Cal Fire agrees to logging of redwoods on Lower Gualala River
Cal Fire has granted final approval to a contentious timber harvest plan that includes logging century-old redwood trees along the lower Gualala River, though environmental advocates who object may challenge it.
The 330-acre “Dogwood” harvest plan had been subjected to a rare three rounds of public review and comment before being given a green light Friday by the state fire and forestry agency, which pronounced the final version in full conformance with state rules.
Forester Henry Alden, a spokesman for Gualala Redwood Timber Inc., which acquired the land last year, said logging would begin this summer — and soon — barring outside interference.
But environmental groups, including Forest Unlimited and Friends of the Gualala River, have said they were willing to take the case to court if Cal Fire failed to block the plan.
Despite assurances from state regulators who have inspected the property, opponents contend the plan violates rules meant to protect sensitive wetland habitats and floodplains from disturbance — a point Alden strongly disputes. Critics additionally say the extent of planned tree removal along miles of lower watershed could have dangerous cumulative effects on water quality and wildlife habitat. They also oppose provisions for pumping water from the river for suppressing dust along skid roads during logging.
Friends of the Gualala River president Chris Poehlmann said Monday it was too soon after the release of final documents to say with certainty whether legal action would be pursued. Both the nonprofit he leads and Forestville-based Forest Unlimited have been raising funds for a potential suit.
“I think the community kind of senses this as a line in the sand for what’s going to go on in the future, as far as this watershed,” Poehlmann said.
But it’s clear regulators disagree, Alden said, adding that opponents’ rhetoric is misleading and inaccurate.
“I don’t mean a difference of opinion,” he said, “but not right.”
The land at issue is located in the northwest corner of Sonoma County at the Mendocino county line on the mouth of the Gualala River.

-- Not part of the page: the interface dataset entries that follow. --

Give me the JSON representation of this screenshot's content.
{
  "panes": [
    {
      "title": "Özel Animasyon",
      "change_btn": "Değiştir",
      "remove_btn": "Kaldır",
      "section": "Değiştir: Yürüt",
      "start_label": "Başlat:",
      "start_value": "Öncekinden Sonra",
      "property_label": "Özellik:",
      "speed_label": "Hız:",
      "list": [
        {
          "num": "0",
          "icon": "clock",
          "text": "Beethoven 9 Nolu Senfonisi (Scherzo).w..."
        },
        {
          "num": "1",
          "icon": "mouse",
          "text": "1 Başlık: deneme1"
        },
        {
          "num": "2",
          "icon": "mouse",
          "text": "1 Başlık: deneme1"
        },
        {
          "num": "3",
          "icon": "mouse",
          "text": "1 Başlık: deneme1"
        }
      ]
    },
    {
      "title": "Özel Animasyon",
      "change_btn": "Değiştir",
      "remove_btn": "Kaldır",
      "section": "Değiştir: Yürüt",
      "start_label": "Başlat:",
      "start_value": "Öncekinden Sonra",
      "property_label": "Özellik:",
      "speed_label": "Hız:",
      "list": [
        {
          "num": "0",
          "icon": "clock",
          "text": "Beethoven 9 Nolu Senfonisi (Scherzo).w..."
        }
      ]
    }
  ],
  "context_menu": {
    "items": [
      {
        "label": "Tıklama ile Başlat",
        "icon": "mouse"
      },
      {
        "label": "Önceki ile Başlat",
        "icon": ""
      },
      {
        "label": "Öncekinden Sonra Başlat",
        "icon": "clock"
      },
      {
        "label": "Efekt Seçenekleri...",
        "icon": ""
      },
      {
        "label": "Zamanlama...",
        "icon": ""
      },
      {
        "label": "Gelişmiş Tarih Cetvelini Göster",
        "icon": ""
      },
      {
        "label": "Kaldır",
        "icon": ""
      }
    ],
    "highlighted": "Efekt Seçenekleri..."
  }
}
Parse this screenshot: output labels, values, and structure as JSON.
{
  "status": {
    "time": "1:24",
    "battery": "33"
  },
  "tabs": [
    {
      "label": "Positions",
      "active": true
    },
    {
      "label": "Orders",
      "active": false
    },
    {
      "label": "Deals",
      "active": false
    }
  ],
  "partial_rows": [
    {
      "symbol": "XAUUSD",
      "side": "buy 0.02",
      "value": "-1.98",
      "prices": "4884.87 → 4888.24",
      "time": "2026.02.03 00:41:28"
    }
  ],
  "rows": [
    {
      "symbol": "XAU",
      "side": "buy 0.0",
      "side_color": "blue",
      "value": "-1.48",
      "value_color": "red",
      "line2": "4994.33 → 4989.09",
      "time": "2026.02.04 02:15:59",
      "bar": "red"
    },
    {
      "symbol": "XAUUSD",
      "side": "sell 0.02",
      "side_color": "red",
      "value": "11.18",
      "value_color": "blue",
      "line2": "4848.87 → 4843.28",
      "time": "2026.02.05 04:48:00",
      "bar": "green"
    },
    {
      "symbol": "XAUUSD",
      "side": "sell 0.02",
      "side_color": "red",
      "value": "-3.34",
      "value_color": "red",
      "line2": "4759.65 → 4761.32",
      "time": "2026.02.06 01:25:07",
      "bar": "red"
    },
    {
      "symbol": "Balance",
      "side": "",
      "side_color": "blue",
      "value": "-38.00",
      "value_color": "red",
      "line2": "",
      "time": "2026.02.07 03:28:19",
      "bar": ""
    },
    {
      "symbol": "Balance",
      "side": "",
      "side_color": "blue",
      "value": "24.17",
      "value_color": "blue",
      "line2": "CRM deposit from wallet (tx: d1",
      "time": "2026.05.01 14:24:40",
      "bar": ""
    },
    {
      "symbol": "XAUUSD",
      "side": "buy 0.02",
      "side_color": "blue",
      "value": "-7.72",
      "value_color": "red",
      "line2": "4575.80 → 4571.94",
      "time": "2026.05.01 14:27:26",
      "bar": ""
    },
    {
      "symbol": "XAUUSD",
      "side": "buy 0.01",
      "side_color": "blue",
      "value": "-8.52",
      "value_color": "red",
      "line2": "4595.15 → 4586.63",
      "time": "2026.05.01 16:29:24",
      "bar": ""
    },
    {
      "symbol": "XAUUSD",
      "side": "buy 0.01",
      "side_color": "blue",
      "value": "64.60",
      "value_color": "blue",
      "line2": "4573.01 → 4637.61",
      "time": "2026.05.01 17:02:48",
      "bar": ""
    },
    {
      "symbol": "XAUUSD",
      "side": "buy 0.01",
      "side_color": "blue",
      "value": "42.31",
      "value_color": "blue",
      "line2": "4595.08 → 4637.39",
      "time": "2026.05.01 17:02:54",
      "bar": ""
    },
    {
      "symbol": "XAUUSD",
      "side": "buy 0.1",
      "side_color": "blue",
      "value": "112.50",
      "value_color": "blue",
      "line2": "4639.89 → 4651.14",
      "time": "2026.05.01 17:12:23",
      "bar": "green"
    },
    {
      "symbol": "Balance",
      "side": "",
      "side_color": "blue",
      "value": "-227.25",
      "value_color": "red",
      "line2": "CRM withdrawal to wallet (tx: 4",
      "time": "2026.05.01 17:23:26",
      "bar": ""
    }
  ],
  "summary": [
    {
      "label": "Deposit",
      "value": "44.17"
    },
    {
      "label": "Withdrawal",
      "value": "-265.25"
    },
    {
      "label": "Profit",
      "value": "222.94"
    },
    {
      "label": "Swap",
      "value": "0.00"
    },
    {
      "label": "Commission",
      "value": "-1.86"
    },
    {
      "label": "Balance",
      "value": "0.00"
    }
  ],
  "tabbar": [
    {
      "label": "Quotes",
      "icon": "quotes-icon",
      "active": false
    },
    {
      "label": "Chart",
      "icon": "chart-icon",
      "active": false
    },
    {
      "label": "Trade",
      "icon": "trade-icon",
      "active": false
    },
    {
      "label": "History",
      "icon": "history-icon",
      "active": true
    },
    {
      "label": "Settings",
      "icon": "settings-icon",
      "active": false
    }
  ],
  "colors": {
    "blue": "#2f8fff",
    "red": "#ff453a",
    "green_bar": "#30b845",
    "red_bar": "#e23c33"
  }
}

The harvest plan involves selective cutting at about 18 sites spread out along eight miles of the lower river, beginning just east of Gualala Point Regional Park, where second-growth redwoods are among those to be thinned, leaving the 13 largest trees on each acre of land intact, Alden said.
The property was part of nearly 30,000 acres of mixed redwood and Douglas fir timberland acquired last year by Healdsburg resident Roger Burch and his family trust, which outbid a coalition of conservation groups that had hoped to log the land sustainably while using a stretch of riverfront to extend the park.
The Burches also own the Redwood Empire sawmills in Cloverdale and Philo — and their parent company, San Jose-based Pacific State Industries — and have used logs from the property for more than 30 years to keep their mills and a nearby manufacturing facility running, Alden said.
He said the company’s health, and more than 200 jobs related to logging and the mill operation, depend on the flow of logs that could be held up if opponents file suit.
“There’s nothing different going on now,” Alden said. “It’s always been a mixture of hillside and flood plains, and clear-cuts and selections. ... We and the agencies feel this is an entirely appropriate level of harvest and type of harvest.”
You can reach Staff Writer Mary Callahan at 521-5249 or mary.calla email@example.com. On Twitter @MaryCallahanB.